By Alex Kirby
Do you ever feel you can’t share the reality of what you know about the climate crisis? A new scientists’ oath could help.
− If you devote your working life to extending what we know about the climate crisis and how we may face it, you can now take a scientists’ oath, a pledge committing you to tell the unvarnished facts: uncompromising public statements explaining how grave the reality is.
Two UK-based groups are urging climate scientists and researchers to promise full disclosure: what their evidence shows, what it requires from them and from the rest of us in our personal lives, coupled with a demand for a matching response from their employers.
The pull-no-punches initiative is the brainchild of Scientists for Global Responsibility and the Rapid Transition Alliance (which helps to fund the Climate News Network). It has a parallel in long-established practice in the medical world: Hippocrates, a physician born in Greece around 2,500 years ago, was known as the Father of Medicine, and many newly-qualified doctors today adopt what is still called the Hippocratic oath, an ethical code designed to guide their professional conduct.
This modern successor, A science oath for the climate: a pledge of scrutiny, integrity and engagement, has already attracted the support of a number of internationally-renowned climate experts. Its language is spare, but its purpose is beyond doubt: those who know what climate change is doing must warn the world:
“Science has no higher purpose than to understand and help maintain the conditions for life to thrive on Earth. We may look beyond our planet with wonder and learn, but this is our only viable home.
Our dwelling though is critically threatened by the loss of the stable climate which has allowed humanity to flourish. We pledge to act in whatever ways we are able, in our lives and work, to prevent catastrophic climate disruption.

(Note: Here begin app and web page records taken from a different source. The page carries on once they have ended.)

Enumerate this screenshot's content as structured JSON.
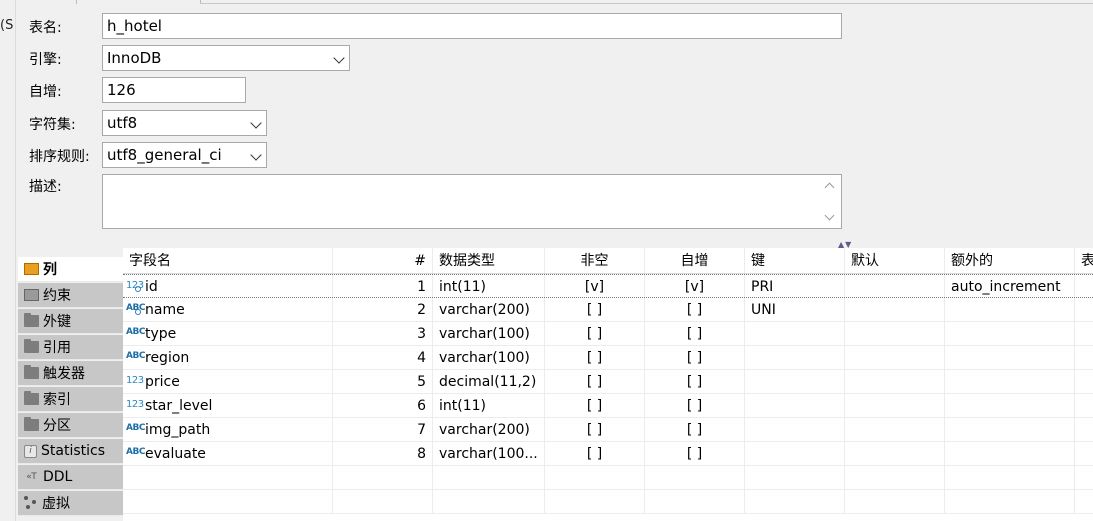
{
  "window": {
    "left_edge_glyph": "(S"
  },
  "form": {
    "table_name": {
      "label": "表名:",
      "value": "h_hotel"
    },
    "engine": {
      "label": "引擎:",
      "value": "InnoDB"
    },
    "auto_increment": {
      "label": "自增:",
      "value": "126"
    },
    "charset": {
      "label": "字符集:",
      "value": "utf8"
    },
    "collation": {
      "label": "排序规则:",
      "value": "utf8_general_ci"
    },
    "comment": {
      "label": "描述:",
      "value": ""
    }
  },
  "side_tabs": [
    {
      "label": "列",
      "icon": "columns-icon",
      "active": true
    },
    {
      "label": "约束",
      "icon": "constraint-icon",
      "active": false
    },
    {
      "label": "外键",
      "icon": "folder-icon",
      "active": false
    },
    {
      "label": "引用",
      "icon": "folder-icon",
      "active": false
    },
    {
      "label": "触发器",
      "icon": "folder-icon",
      "active": false
    },
    {
      "label": "索引",
      "icon": "folder-icon",
      "active": false
    },
    {
      "label": "分区",
      "icon": "folder-icon",
      "active": false
    },
    {
      "label": "Statistics",
      "icon": "info-icon",
      "active": false
    },
    {
      "label": "DDL",
      "icon": "ddl-icon",
      "active": false
    },
    {
      "label": "虚拟",
      "icon": "virtual-icon",
      "active": false
    }
  ],
  "grid": {
    "headers": {
      "name": "字段名",
      "num": "#",
      "type": "数据类型",
      "not_null": "非空",
      "auto_inc": "自增",
      "key": "键",
      "default": "默认",
      "extra": "额外的",
      "table": "表"
    },
    "rows": [
      {
        "icon": "123",
        "name": "id",
        "num": "1",
        "type": "int(11)",
        "not_null": "[v]",
        "auto_inc": "[v]",
        "key": "PRI",
        "default": "",
        "extra": "auto_increment"
      },
      {
        "icon": "ABC",
        "name": "name",
        "num": "2",
        "type": "varchar(200)",
        "not_null": "[ ]",
        "auto_inc": "[ ]",
        "key": "UNI",
        "default": "",
        "extra": ""
      },
      {
        "icon": "ABC",
        "name": "type",
        "num": "3",
        "type": "varchar(100)",
        "not_null": "[ ]",
        "auto_inc": "[ ]",
        "key": "",
        "default": "",
        "extra": ""
      },
      {
        "icon": "ABC",
        "name": "region",
        "num": "4",
        "type": "varchar(100)",
        "not_null": "[ ]",
        "auto_inc": "[ ]",
        "key": "",
        "default": "",
        "extra": ""
      },
      {
        "icon": "123",
        "name": "price",
        "num": "5",
        "type": "decimal(11,2)",
        "not_null": "[ ]",
        "auto_inc": "[ ]",
        "key": "",
        "default": "",
        "extra": ""
      },
      {
        "icon": "123",
        "name": "star_level",
        "num": "6",
        "type": "int(11)",
        "not_null": "[ ]",
        "auto_inc": "[ ]",
        "key": "",
        "default": "",
        "extra": ""
      },
      {
        "icon": "ABC",
        "name": "img_path",
        "num": "7",
        "type": "varchar(200)",
        "not_null": "[ ]",
        "auto_inc": "[ ]",
        "key": "",
        "default": "",
        "extra": ""
      },
      {
        "icon": "ABC",
        "name": "evaluate",
        "num": "8",
        "type": "varchar(100...",
        "not_null": "[ ]",
        "auto_inc": "[ ]",
        "key": "",
        "default": "",
        "extra": ""
      }
    ]
  }
}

To translate this pledge into a force for real change, we will:
- explain honestly, clearly and without compromise, what scientific evidence tells us about the seriousness of the climate emergency
- not second-guess what might seem politically or economically pragmatic when describing the scale and timeframe of action needed to deliver the 1.5°C and 2°C commitments, specified in the Paris Climate Agreement. And, speak out about what is not compatible with the commitments, or is likely to undermine them
- to the best of our abilities, and mindful of the urgent need for systemic change, seek to align our own behaviour with the climate targets, and reduce our own personal carbon emissions to demonstrate the possibilities for change.
With courtesy and firmness, we will hold our professional associations, institutions and employers to these same standards, and invite our colleagues across the scientific community to sign, act on and share this pledge.”
One signatory, Chris Rapley, is well-known for his work in Antarctica and in the communication of climate science. Professor Rapley told the Climate News Network: “The climate crisis is unfolding before us. Our ability to retain some control of our climate destiny is slipping away.
“The climate science community has a duty to speak what it knows in the hope of evoking the necessary scale and pace of societal response. The oath commits us to doing so.”
To see who has already signed the science oath − and to add your name − click here.
Hippocrates was honoured as the first doctor to distinguish medicine from superstition − no bad example for those working today to convince a hesitant world that there is a vital difference between climate fact and fiction. − Climate News Network